Kerry held President Bush and his administration accountable for the war's ongoing cost in American lives and money, inferring that the 1,100 dead American soldiers and the more than $100 billion already spent on the war was an outgrowth of Mr. Bush's "failed" policies.

Stopping short of explicitly stating that President Bush had lied, Kerry said "George Bush has not told the truth to the American people" about the status of the war in Iraq. A war, Kerry said, that "traded a dictator for a chaos that has left America less secure."

Kerry's remarks signaled the beginning of his campaign's new strategy to make the war in Iraq the centerpiece of the presidential election.

"The important speech" was "delivered well," utilizing "a series of important themes," said Kathleen Jamieson, dean of the Annenberg School for Communication at the University of Pennsylvania.

Jamieson said the speech "clarifies what has been a problem for Kerry."

The problem, she said, surrounds the question as to "why did [Kerry] vote for the authorization for the war and then make a series of confusing statements about the implementation."

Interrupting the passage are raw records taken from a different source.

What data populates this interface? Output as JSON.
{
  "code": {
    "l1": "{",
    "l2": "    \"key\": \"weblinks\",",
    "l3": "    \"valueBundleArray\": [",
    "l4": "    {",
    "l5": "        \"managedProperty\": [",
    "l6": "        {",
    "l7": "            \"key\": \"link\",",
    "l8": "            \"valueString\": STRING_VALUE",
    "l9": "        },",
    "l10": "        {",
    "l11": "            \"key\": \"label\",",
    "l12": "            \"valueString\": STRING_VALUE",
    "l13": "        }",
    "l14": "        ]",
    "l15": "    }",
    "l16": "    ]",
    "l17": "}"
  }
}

Kerry said that Congress gave Mr. Bush "authority to use force to hold Saddam Hussein accountable" because "any president" needed "the threat of force to act effectively."

He did not speak to his vote against the congressional bill authorizing $87 billion for funding the wars in Afghanistan and Iraq, this maintaining the message: President Bush's record is on trial, not mine.

Kerry stressed that the administration's "two main rationales" for the war – "weapons of mass destruction and the al Qaeda/September 11 connection" – have been "proved false."

He also said that if better relations with America's allies had been maintained, as Kerry has stressed repeatedly, the burden of rebuilding Iraq would not lay so exclusively on the United States.

Plainly put, Kerry said he would have won the peace that Mr. Bush has not, by utilizing diplomacy instead of force.

"The news is reinforcing the first theme of the speech," Jamieson added, "which is the Bush administration is misleading the country."

In the second part of his speech, Kerry laid out his long-awaited alternative for Iraq, listing a four-point plan to stabilize the nation that will enable American troops to pull out in four years.

In the wider scope of national security, Kerry differentiated himself from Mr. Bush by stating his goal was to lessen America's military investment in Iraq in order to refocus American attention on "more serious" threats to U.S. security, like North Korea and Iran.

The latest CBS News/New York Times poll gives Mr. Bush a 9-point lead among registered voters. Kerry's speech Monday comes as he attempts to recover from a tumble in popular opinion on the key issue of national security over the past month.

Registered voters' confidence in Kerry's ability to protect the United States from terrorism fell from an already low 32 percent in August to 26 percent at the close of last week. At the same time, President Bush increased from 43 percent to 50 percent during the same period.

Today's speech was the beginning of Kerry's effort to turn his national-security deficit around. With six weeks until Election Day, only time will tell if Monday's address proved too late to be effective.

"The question in this campaign is does this do for him what the Humphrey speech did in 1968, finally clarify his position and begin to rally his own base," Jamieson said. "Humphrey gave one major speech on Vietnam in 1968, breaking from Lyndon Johnson and clarifying his own position. It turned his campaign around. It didn't turn it around sufficiently because he ran out of money the third week in October."

With message, not money, being the bane of Kerry's candidacy, the campaign's newly combative strategy marks a new effort to attack Mr. Bush where he is strongest, national security.

The shift marks the Kerry campaign's acknowledgement that it has so far failed to establish the Democratic nominee as a viable alternative in America's first post-Sept. 11 election.

"Kerry has no alternative as long as terrorism leads the list of issues," Jamieson continued. "The economic signals are mixed. Unless he reassures the country that he is a stronger commander-in-chief, he can't make the economy and health care work for him."

David Paul Kuhn